YOUR OBJECTIVE =
In the records that follow, skip the pictures and print everything else exactly.

TASK DATA =
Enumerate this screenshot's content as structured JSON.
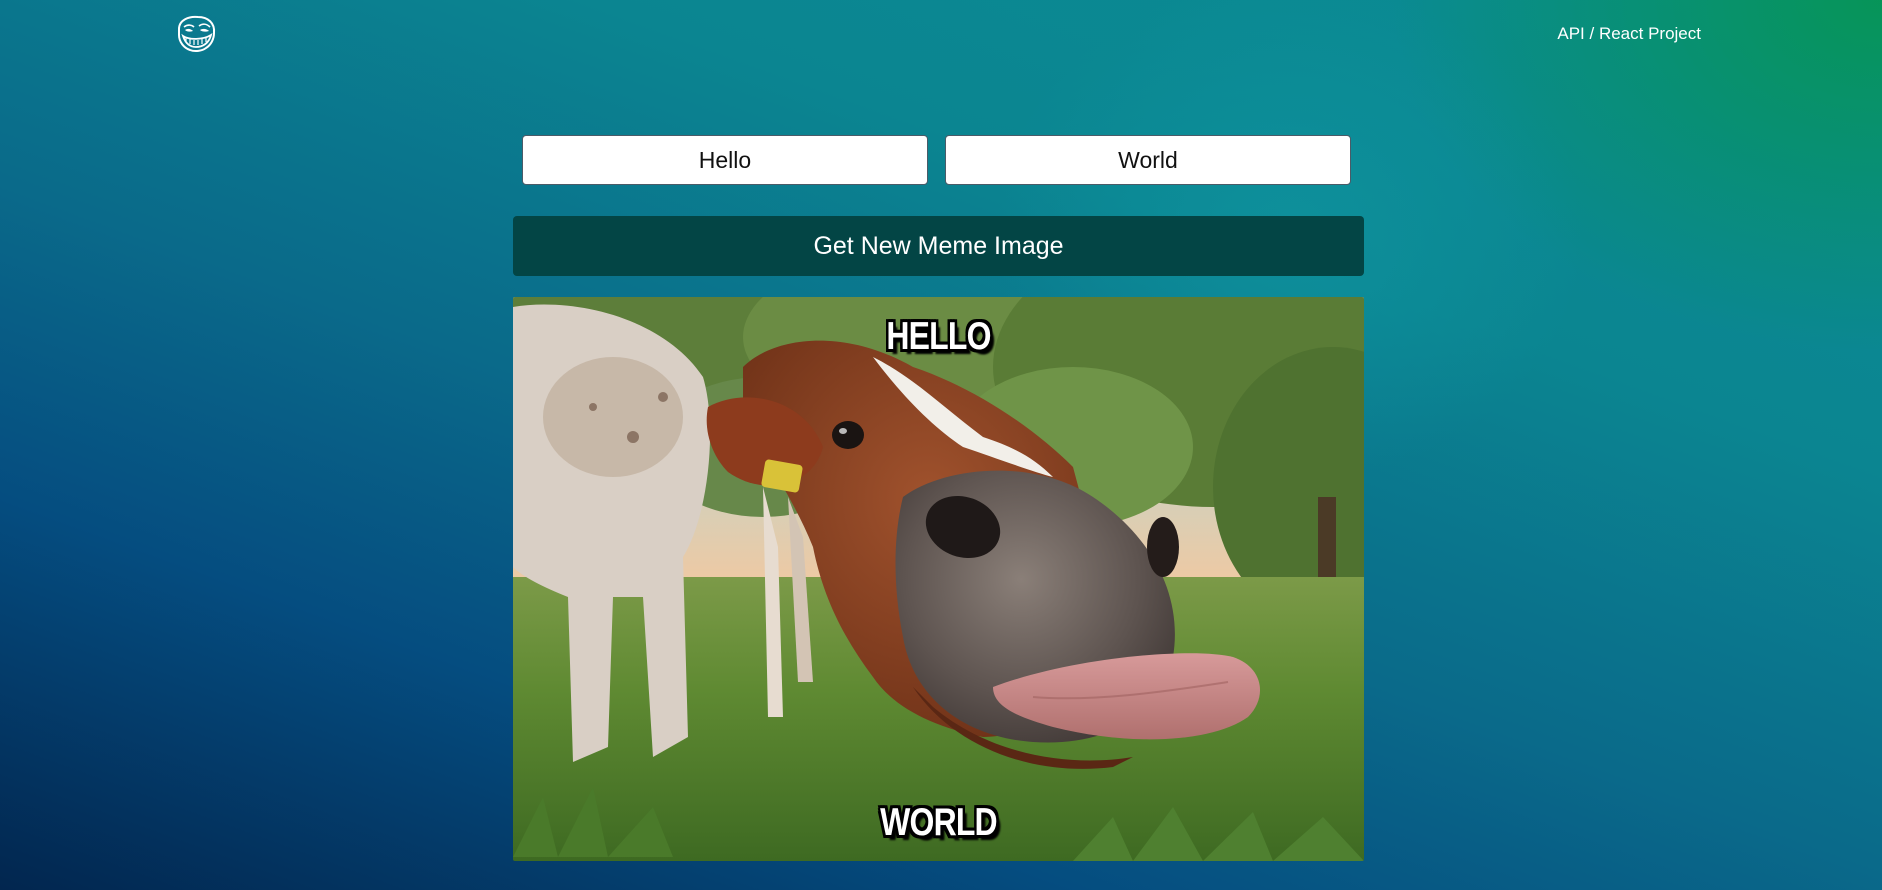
{
  "header": {
    "logo_icon": "troll-face-icon",
    "project_title": "API / React Project"
  },
  "form": {
    "top_text": "Hello",
    "bottom_text": "World",
    "button_label": "Get New Meme Image"
  },
  "meme": {
    "image_subject": "cow-sticking-out-tongue",
    "top_text": "HELLO",
    "bottom_text": "WORLD"
  },
  "colors": {
    "button_bg": "#034545",
    "gradient_top": "#0a8d93",
    "gradient_green": "#06964e",
    "gradient_bottom": "#02264f"
  }
}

TASK OUTPUT =
Enumerate this screenshot's content as structured JSON.
{
  "header": {
    "logo_icon": "troll-face-icon",
    "project_title": "API / React Project"
  },
  "form": {
    "top_text": "Hello",
    "bottom_text": "World",
    "button_label": "Get New Meme Image"
  },
  "meme": {
    "image_subject": "cow-sticking-out-tongue",
    "top_text": "HELLO",
    "bottom_text": "WORLD"
  },
  "colors": {
    "button_bg": "#034545",
    "gradient_top": "#0a8d93",
    "gradient_green": "#06964e",
    "gradient_bottom": "#02264f"
  }
}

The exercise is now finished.